10/08/2012 Great Britain
I was twelve and my mother had rumbled me.
“Where is your savings book?”
I handed it over, still warm from my back pocket.
“There’s twenty pounds missing, what did you spend it on?”
Not a reasonable question in my opinion, the money was mine after all, saved from paper rounds.
“For your collection?”
I now understand that twenty pounds was a lot of money for a young boy to spend in 1977, but at the time I was sure I had a bargain and Mum would understand. I dipped into my bag and pulled out a black stock card.
“What is it?”
“A 5 shilling Seahorse”
“What’s that?” How could she not know? My first Seahorse high value (still with me after countless house moves, fires & floods) shone up at my mother in all its perfect Bradbury Wilkinson glory.
She was not as impressed as I expected “how could you spend so much money on a stamp!” I opened my mouth to explain, but not quickly enough “go to your room, and wait till your father gets home!”
Obviously I’ve had a lot of fun with that story over the years, I regularly take it out and dust it off at family gatherings, my mother’s horror magnified just that little bit more with each telling.
I then bought a “Mission Mixture” from an advert in a magazine, lots of Machin definitives and a singular Victorian Penny Red. I loved that stamp and bought more line engraved reds at the next stamp fair. At the same fair I overheard a discussion on the King Edward VII stamps and was given a short lecture on the myriad of shades available. I had some KEVII definitives at home and tortured my poor parents “is this dull blue-green or just blue-green” or “dull or deep purple?” and so it went on.

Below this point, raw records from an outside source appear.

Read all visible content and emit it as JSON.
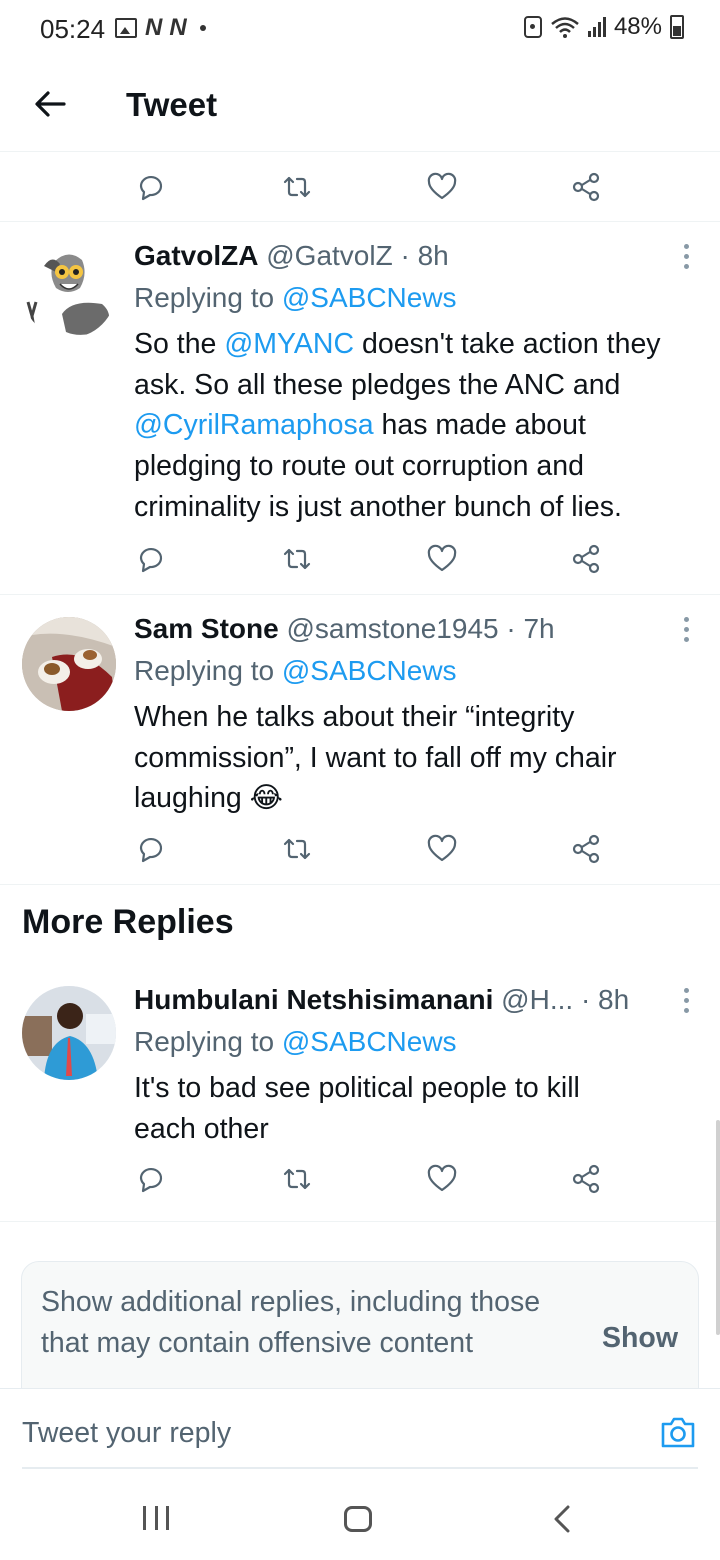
{
  "status_bar": {
    "time": "05:24",
    "notif_n1": "N",
    "notif_n2": "N",
    "battery": "48%"
  },
  "header": {
    "title": "Tweet"
  },
  "tweets": [
    {
      "name": "GatvolZA",
      "meta": " @GatvolZ · 8h",
      "reply_prefix": "Replying to ",
      "reply_to": "@SABCNews",
      "body": [
        {
          "text": "So the "
        },
        {
          "text": "@MYANC",
          "link": true
        },
        {
          "text": " doesn't take action they ask. So all these pledges the ANC and "
        },
        {
          "text": "@CyrilRamaphosa",
          "link": true
        },
        {
          "text": " has made about pledging to route out corruption and criminality is just another bunch of lies."
        }
      ]
    },
    {
      "name": "Sam Stone",
      "meta": " @samstone1945 · 7h",
      "reply_prefix": "Replying to ",
      "reply_to": "@SABCNews",
      "body": [
        {
          "text": "When he talks about their “integrity commission”, I want to fall off my chair laughing 😂"
        }
      ]
    },
    {
      "name": "Humbulani Netshisimanani",
      "meta": " @H...  · 8h",
      "reply_prefix": "Replying to ",
      "reply_to": "@SABCNews",
      "body": [
        {
          "text": "It's to bad  see political people to kill each other"
        }
      ]
    }
  ],
  "more_replies": {
    "title": "More Replies"
  },
  "additional": {
    "text": "Show additional replies, including those that may contain offensive content",
    "show_label": "Show"
  },
  "composer": {
    "placeholder": "Tweet your reply"
  },
  "icons": {
    "reply": "reply-icon",
    "retweet": "retweet-icon",
    "like": "heart-icon",
    "share": "share-icon"
  },
  "colors": {
    "link": "#1d9bf0",
    "secondary_text": "#536471",
    "icon": "#536471"
  }
}
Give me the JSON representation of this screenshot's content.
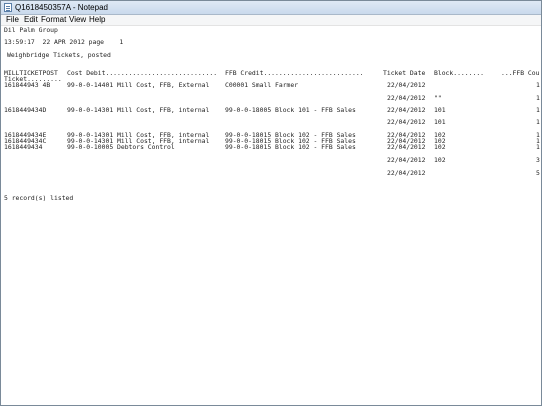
{
  "window": {
    "title": "Q1618450357A - Notepad"
  },
  "menu": [
    "File",
    "Edit",
    "Format",
    "View",
    "Help"
  ],
  "report": {
    "company": "Dil Palm Group",
    "timestamp": "13:59:17  22 APR 2012 page    1",
    "subtitle": "Weighbridge Tickets, posted",
    "headers": {
      "ticket": "MILLTICKETPOST",
      "ticket2": "Ticket.........",
      "cost_debit": "Cost Debit.............................",
      "ffb_credit": "FFB Credit..........................",
      "ticket_date": "Ticket Date",
      "block": "Block........",
      "ffb_count": "...FFB Cou"
    },
    "rows": [
      {
        "ticket": "161844943 4B",
        "debit": "99-0-0-14401 Mill Cost, FFB, External",
        "credit": "C00001 Small Farmer",
        "date": "22/04/2012",
        "block": "",
        "count": "1"
      },
      {
        "ticket": "",
        "debit": "",
        "credit": "",
        "date": "22/04/2012",
        "block": "\"\"",
        "count": "1"
      },
      {
        "ticket": "1618449434D",
        "debit": "99-0-0-14301 Mill Cost, FFB, internal",
        "credit": "99-0-0-18005 Block 101 - FFB Sales",
        "date": "22/04/2012",
        "block": "101",
        "count": "1"
      },
      {
        "ticket": "",
        "debit": "",
        "credit": "",
        "date": "22/04/2012",
        "block": "101",
        "count": "1"
      },
      {
        "ticket": "1618449434E",
        "debit": "99-0-0-14301 Mill Cost, FFB, internal",
        "credit": "99-0-0-18015 Block 102 - FFB Sales",
        "date": "22/04/2012",
        "block": "102",
        "count": "1"
      },
      {
        "ticket": "1618449434C",
        "debit": "99-0-0-14301 Mill Cost, FFB, internal",
        "credit": "99-0-0-18015 Block 102 - FFB Sales",
        "date": "22/04/2012",
        "block": "102",
        "count": "1"
      },
      {
        "ticket": "1618449434",
        "debit": "99-0-0-10005 Debtors Control",
        "credit": "99-0-0-18015 Block 102 - FFB Sales",
        "date": "22/04/2012",
        "block": "102",
        "count": "1"
      },
      {
        "ticket": "",
        "debit": "",
        "credit": "",
        "date": "22/04/2012",
        "block": "102",
        "count": "3"
      },
      {
        "ticket": "",
        "debit": "",
        "credit": "",
        "date": "22/04/2012",
        "block": "",
        "count": "5"
      }
    ],
    "footer": "5 record(s) listed"
  }
}
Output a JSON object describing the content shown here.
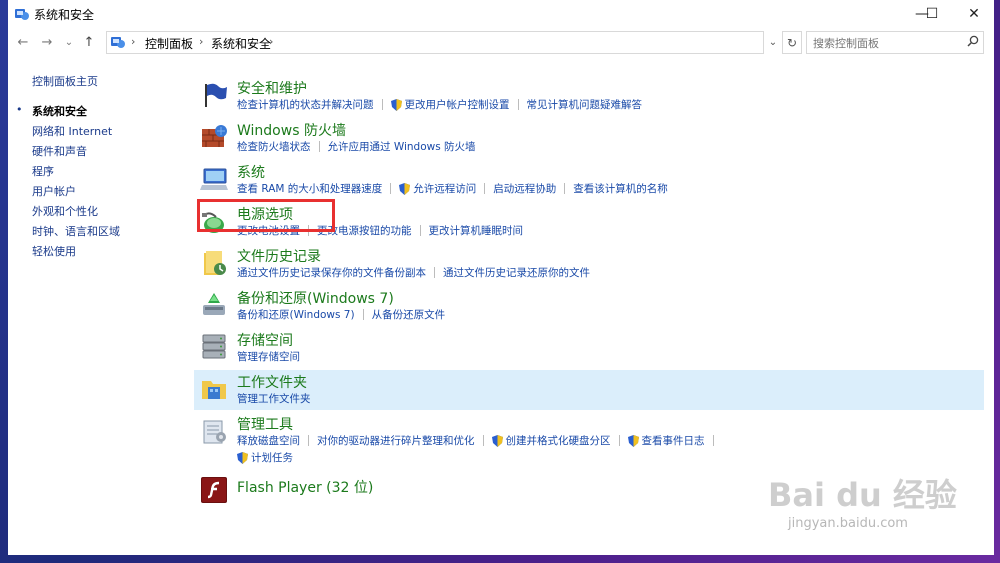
{
  "window": {
    "title": "系统和安全"
  },
  "window_controls": {
    "minimize": "—",
    "maximize": "☐",
    "close": "✕"
  },
  "nav": {
    "back": "←",
    "forward": "→",
    "recent": "⌄",
    "up": "↑"
  },
  "address": {
    "breadcrumbs": [
      "控制面板",
      "系统和安全"
    ],
    "refresh": "↻",
    "dropdown": "⌄"
  },
  "search": {
    "placeholder": "搜索控制面板",
    "icon": "search-icon"
  },
  "sidebar": {
    "home": "控制面板主页",
    "items": [
      {
        "label": "系统和安全",
        "active": true
      },
      {
        "label": "网络和 Internet"
      },
      {
        "label": "硬件和声音"
      },
      {
        "label": "程序"
      },
      {
        "label": "用户帐户"
      },
      {
        "label": "外观和个性化"
      },
      {
        "label": "时钟、语言和区域"
      },
      {
        "label": "轻松使用"
      }
    ]
  },
  "categories": [
    {
      "title": "安全和维护",
      "icon": "flag-icon",
      "links": [
        {
          "label": "检查计算机的状态并解决问题"
        },
        {
          "label": "更改用户帐户控制设置",
          "shield": true
        },
        {
          "label": "常见计算机问题疑难解答"
        }
      ]
    },
    {
      "title": "Windows 防火墙",
      "icon": "firewall-icon",
      "links": [
        {
          "label": "检查防火墙状态"
        },
        {
          "label": "允许应用通过 Windows 防火墙"
        }
      ]
    },
    {
      "title": "系统",
      "icon": "computer-icon",
      "links": [
        {
          "label": "查看 RAM 的大小和处理器速度"
        },
        {
          "label": "允许远程访问",
          "shield": true
        },
        {
          "label": "启动远程协助"
        },
        {
          "label": "查看该计算机的名称"
        }
      ]
    },
    {
      "title": "电源选项",
      "icon": "power-options-icon",
      "links": [
        {
          "label": "更改电池设置"
        },
        {
          "label": "更改电源按钮的功能"
        },
        {
          "label": "更改计算机睡眠时间"
        }
      ]
    },
    {
      "title": "文件历史记录",
      "icon": "file-history-icon",
      "links": [
        {
          "label": "通过文件历史记录保存你的文件备份副本"
        },
        {
          "label": "通过文件历史记录还原你的文件"
        }
      ]
    },
    {
      "title": "备份和还原(Windows 7)",
      "icon": "backup-icon",
      "links": [
        {
          "label": "备份和还原(Windows 7)"
        },
        {
          "label": "从备份还原文件"
        }
      ]
    },
    {
      "title": "存储空间",
      "icon": "storage-icon",
      "links": [
        {
          "label": "管理存储空间"
        }
      ]
    },
    {
      "title": "工作文件夹",
      "icon": "work-folders-icon",
      "highlighted": true,
      "links": [
        {
          "label": "管理工作文件夹"
        }
      ]
    },
    {
      "title": "管理工具",
      "icon": "admin-tools-icon",
      "links": [
        {
          "label": "释放磁盘空间"
        },
        {
          "label": "对你的驱动器进行碎片整理和优化"
        },
        {
          "label": "创建并格式化硬盘分区",
          "shield": true
        },
        {
          "label": "查看事件日志",
          "shield": true
        }
      ],
      "links2": [
        {
          "label": "计划任务",
          "shield": true
        }
      ]
    },
    {
      "title": "Flash Player (32 位)",
      "icon": "flash-player-icon",
      "links": []
    }
  ],
  "watermark": {
    "logo": "Bai du 经验",
    "url": "jingyan.baidu.com"
  },
  "colors": {
    "link": "#1a4aa8",
    "category_title": "#1c7a1c",
    "highlight_row": "#dbeefb",
    "annotation_box": "#e83030"
  }
}
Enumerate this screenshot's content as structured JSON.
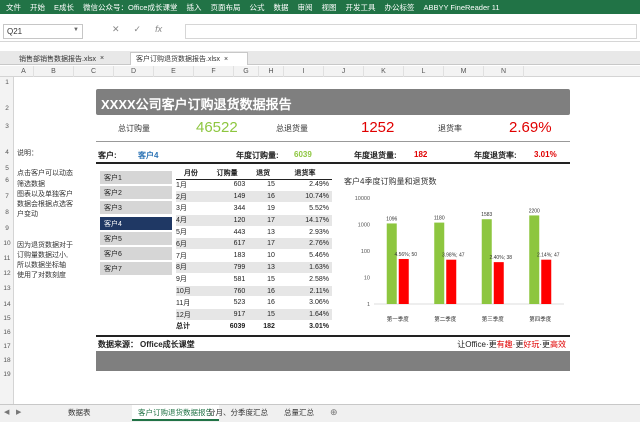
{
  "ribbon": {
    "tabs": [
      "文件",
      "开始",
      "E成长",
      "微信公众号：Office成长课堂",
      "插入",
      "页面布局",
      "公式",
      "数据",
      "审阅",
      "视图",
      "开发工具",
      "办公标签",
      "ABBYY FineReader 11"
    ]
  },
  "formula_bar": {
    "cell_ref": "Q21",
    "fx": "fx",
    "value": ""
  },
  "file_tabs": [
    {
      "label": "销售部销售数据报告.xlsx",
      "close": "×",
      "active": false
    },
    {
      "label": "客户订购退货数据报告.xlsx",
      "close": "×",
      "active": true
    }
  ],
  "columns": [
    "A",
    "B",
    "C",
    "D",
    "E",
    "F",
    "G",
    "H",
    "I",
    "J",
    "K",
    "L",
    "M",
    "N"
  ],
  "rows": [
    "1",
    "2",
    "3",
    "4",
    "5",
    "6",
    "7",
    "8",
    "9",
    "10",
    "11",
    "12",
    "13",
    "14",
    "15",
    "16",
    "17",
    "18",
    "19",
    "20",
    "21",
    "22",
    "23",
    "24",
    "25"
  ],
  "report": {
    "title": "XXXX公司客户订购退货数据报告",
    "kpi": {
      "order_label": "总订购量",
      "order_value": "46522",
      "return_label": "总退货量",
      "return_value": "1252",
      "rate_label": "退货率",
      "rate_value": "2.69%"
    },
    "notes": [
      "说明：",
      "",
      "点击客户可以动态",
      "筛选数据",
      "图表以及单独客户",
      "数据会根据点选客",
      "户变动",
      "",
      "",
      "因为退货数据对于",
      "订购量数据过小,",
      "所以数据坐标轴",
      "使用了对数刻度"
    ],
    "info": {
      "cust_label": "客户:",
      "cust_value": "客户4",
      "annual_order_label": "年度订购量:",
      "annual_order_value": "6039",
      "annual_return_label": "年度退货量:",
      "annual_return_value": "182",
      "annual_rate_label": "年度退货率:",
      "annual_rate_value": "3.01%"
    },
    "customers": [
      "客户1",
      "客户2",
      "客户3",
      "客户4",
      "客户5",
      "客户6",
      "客户7"
    ],
    "selected_customer": "客户4",
    "table": {
      "headers": [
        "月份",
        "订购量",
        "退货",
        "退货率"
      ],
      "rows": [
        [
          "1月",
          "603",
          "15",
          "2.49%"
        ],
        [
          "2月",
          "149",
          "16",
          "10.74%"
        ],
        [
          "3月",
          "344",
          "19",
          "5.52%"
        ],
        [
          "4月",
          "120",
          "17",
          "14.17%"
        ],
        [
          "5月",
          "443",
          "13",
          "2.93%"
        ],
        [
          "6月",
          "617",
          "17",
          "2.76%"
        ],
        [
          "7月",
          "183",
          "10",
          "5.46%"
        ],
        [
          "8月",
          "799",
          "13",
          "1.63%"
        ],
        [
          "9月",
          "581",
          "15",
          "2.58%"
        ],
        [
          "10月",
          "760",
          "16",
          "2.11%"
        ],
        [
          "11月",
          "523",
          "16",
          "3.06%"
        ],
        [
          "12月",
          "917",
          "15",
          "1.64%"
        ]
      ],
      "total": [
        "总计",
        "6039",
        "182",
        "3.01%"
      ]
    },
    "footer": {
      "source_label": "数据来源：",
      "source_value": "Office成长课堂",
      "slogan_a": "让Office·更",
      "slogan_b": "有趣",
      "slogan_c": "·更",
      "slogan_d": "好玩",
      "slogan_e": "·更",
      "slogan_f": "高效"
    }
  },
  "chart_data": {
    "type": "bar",
    "title": "客户4季度订购量和退货数",
    "categories": [
      "第一季度",
      "第二季度",
      "第三季度",
      "第四季度"
    ],
    "yscale": "log",
    "ylim": [
      1,
      10000
    ],
    "yticks": [
      "10000",
      "1000",
      "100",
      "10",
      "1"
    ],
    "series": [
      {
        "name": "订购量",
        "color": "#8dc63f",
        "values": [
          1096,
          1180,
          1583,
          2200
        ]
      },
      {
        "name": "退货",
        "color": "#ff0000",
        "values": [
          50,
          47,
          38,
          47
        ]
      }
    ],
    "labels": [
      "4.56%; 50",
      "3.98%; 47",
      "2.40%; 38",
      "2.14%; 47"
    ]
  },
  "sheet_tabs": [
    "数据表",
    "客户订购退货数据报告",
    "分月、分季度汇总",
    "总量汇总"
  ],
  "active_sheet": "客户订购退货数据报告",
  "colors": {
    "excel_green": "#217346",
    "accent_gray": "#7f7f7f",
    "kpi_green": "#8dc63f",
    "kpi_red": "#ff0000",
    "selected": "#1f3864"
  }
}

Christmas 1979 saw a Penny Black and the love affair was complete. No schoolboy collector could resist the lure of this iconic stamp and so it was with me. I had the tweezers, album, catalogues and price lists (filled with unattainable goodies); retaining lessons on Chemistry and Maths may have proved difficult but the smallest little bit of information about an obscure definitive stamp lodged easily in my mind.
I discovered it was possible, on a small budget, to own examples of most GB stamps, even the highly- catalogued Victorian ‘surface prints’ which with heavyish postmarks came within my reach. Over a few short years (and several Christmas’s and Birthdays) I amassed a reasonably comprehensive collection. No 19th Century high values (or anything higher than 5 shilling before 1939) but I found enough stamps for every page of my “Windsor” album to have at least some colour!
That is why I love GB stamps; they were my introduction into philately and allow collectors to start on a budget, slowing filling gaps and improving quality at their own pace.
We have a nice array of GB stamps in this sale; stamps I would have given my eye teeth for back in my school days!